Second Mile Thinking

Say you are driving your dream car (let’s say a two-seater sports car) and stopped at a stoplight, where you see three people standing in a torrential downpour. One is an elderly lady having chest pains, your best friend who saved your life in college, and you dream girl or guy. This is not a scenario unique to me; it comes from various job applications, and one answer went this way: “I would let my best friend drive the elderly lady to the hospital while I stood in the rain with the girl/guy of my dreams.”

Inconveniencing self is a concept to which we are not easily attuned. Very few applicants who see this question think to give up the car. We limit our own options based on things we view as nonnegotiable. Of course, we would remain driving the two-seater. Therefore, we think we can only help one in this scenario. We don’t see how a bit of self-sacrifice creates a better solution.

Going An Extra Mile

Matthew 5:38-45 embodies second mile living. In this sermon on the mount, Jesus encourages His audience and us to be merciful, even to those who would wrong us. Jesus says to go above and beyond in our service and grace toward others. He tells us to exceed expectations, and the reason is found in verse 45 – that we may reflect the nature of our Heavenly Father.

What if God did not have a second mile way of thinking? How would He have viewed Creation? How would He view our shortcomings and rebellions? Where would the plan of salvation be? Remember Romans 5, reminding us that God loved us when we were most unlovable and then gives of Himself sacrificially to stand in our place. Also be mindful of II Peter 3:9, describing God’s patience, His desire for all to repent and turn to Him in time. I John 1:9 tells us of God’s faithful forgiveness, and chapter 2:1 speaks of our Advocate when we do fall into sin. God has gone the second mile in providing us mercy, grace, and forgiveness.

Luke 5:54, Luke 6:36, I Peter 5:10, I Peter 2:3 – these  passages speak to the Lord’s goodness, His graciousness, His mercy, His forgiveness. Where does He draw His line? Where does He say, “Enough is enough?” When does He decide we are unforgivable, beyond hope, or not worth the effort? God goes above and beyond in His mercy toward us. How can we do any less in the mercy we show to our fellow man?

Living God’s Word

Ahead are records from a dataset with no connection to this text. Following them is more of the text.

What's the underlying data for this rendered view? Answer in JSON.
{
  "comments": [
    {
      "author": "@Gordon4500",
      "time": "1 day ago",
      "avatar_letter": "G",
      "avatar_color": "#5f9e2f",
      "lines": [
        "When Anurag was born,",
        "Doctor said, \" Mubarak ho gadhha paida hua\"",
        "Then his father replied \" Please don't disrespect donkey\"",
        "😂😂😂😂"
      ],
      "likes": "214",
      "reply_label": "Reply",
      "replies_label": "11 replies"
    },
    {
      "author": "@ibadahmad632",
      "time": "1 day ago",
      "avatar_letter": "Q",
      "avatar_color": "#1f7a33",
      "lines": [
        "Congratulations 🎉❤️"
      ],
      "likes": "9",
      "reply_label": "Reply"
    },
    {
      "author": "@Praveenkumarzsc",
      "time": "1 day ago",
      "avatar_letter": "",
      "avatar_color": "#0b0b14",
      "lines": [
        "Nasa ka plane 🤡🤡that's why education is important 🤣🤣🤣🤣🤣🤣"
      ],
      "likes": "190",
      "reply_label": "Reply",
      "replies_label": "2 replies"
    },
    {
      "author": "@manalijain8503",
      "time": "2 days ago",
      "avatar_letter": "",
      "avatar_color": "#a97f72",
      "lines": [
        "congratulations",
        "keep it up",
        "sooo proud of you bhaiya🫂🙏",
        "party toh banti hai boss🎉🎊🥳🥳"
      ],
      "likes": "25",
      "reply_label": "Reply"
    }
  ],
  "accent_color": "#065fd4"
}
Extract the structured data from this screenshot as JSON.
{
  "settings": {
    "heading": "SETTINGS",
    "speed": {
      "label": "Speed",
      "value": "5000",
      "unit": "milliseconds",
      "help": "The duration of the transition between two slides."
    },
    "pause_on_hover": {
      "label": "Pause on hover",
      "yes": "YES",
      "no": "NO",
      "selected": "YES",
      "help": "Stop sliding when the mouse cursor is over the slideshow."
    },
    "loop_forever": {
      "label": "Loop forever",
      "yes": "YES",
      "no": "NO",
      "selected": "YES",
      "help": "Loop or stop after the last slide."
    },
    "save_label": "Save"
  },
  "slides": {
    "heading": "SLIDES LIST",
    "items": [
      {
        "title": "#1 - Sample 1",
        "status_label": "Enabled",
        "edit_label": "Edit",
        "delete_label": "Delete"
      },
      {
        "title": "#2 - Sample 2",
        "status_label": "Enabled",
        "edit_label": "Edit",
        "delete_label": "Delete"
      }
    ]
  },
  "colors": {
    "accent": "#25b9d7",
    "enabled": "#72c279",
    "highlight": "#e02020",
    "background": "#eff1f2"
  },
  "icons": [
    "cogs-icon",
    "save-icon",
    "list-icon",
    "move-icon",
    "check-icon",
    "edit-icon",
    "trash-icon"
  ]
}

James 2:8 calls on us to fulfill the royal law to love each other as ourselves, and he reminds us, in verse 13, that mercy will be deprived of those who live mercilessly. James then goes on to remind us that acknowledging such qualities in God means nothing if we do not live it. Jude 22 reminds us that mercy saves. We are to be merciful as God is merciful (Luke 6:36 again). Then, in Ephesians 4:25-32, Paul tells us to be as forgiving as God is.

Colossians 3:13 tells us to forebear with each other, again reminding us of the forgiveness we should embody. II Timothy 2:24 calls on us to be gentle, avoiding strife with others. Romans 14:19 calls us peace makers and peace keepers. Paul calls on us to pursue peace by calling us followers of it. These verses are not here as filler. They tell us how God views us and how we, in turn, should view others.


This begins by removing selfishness from our minds. Those Romans soldiers expected a commoner to carry their pack one mile. Jesus says to do the unexpected and go two. He calls on us to remove self as a priority, to put others first, to embody mercy and forgiveness, to live peacefully with those around us. How often should we go this second mile? In speaking of forgiveness, Jesus says to Peter that our well of forgiveness should be bottomless in Matthew 18:22. Our reservoir or selflessness and patience should be as deep.

lesson by Tim Smelser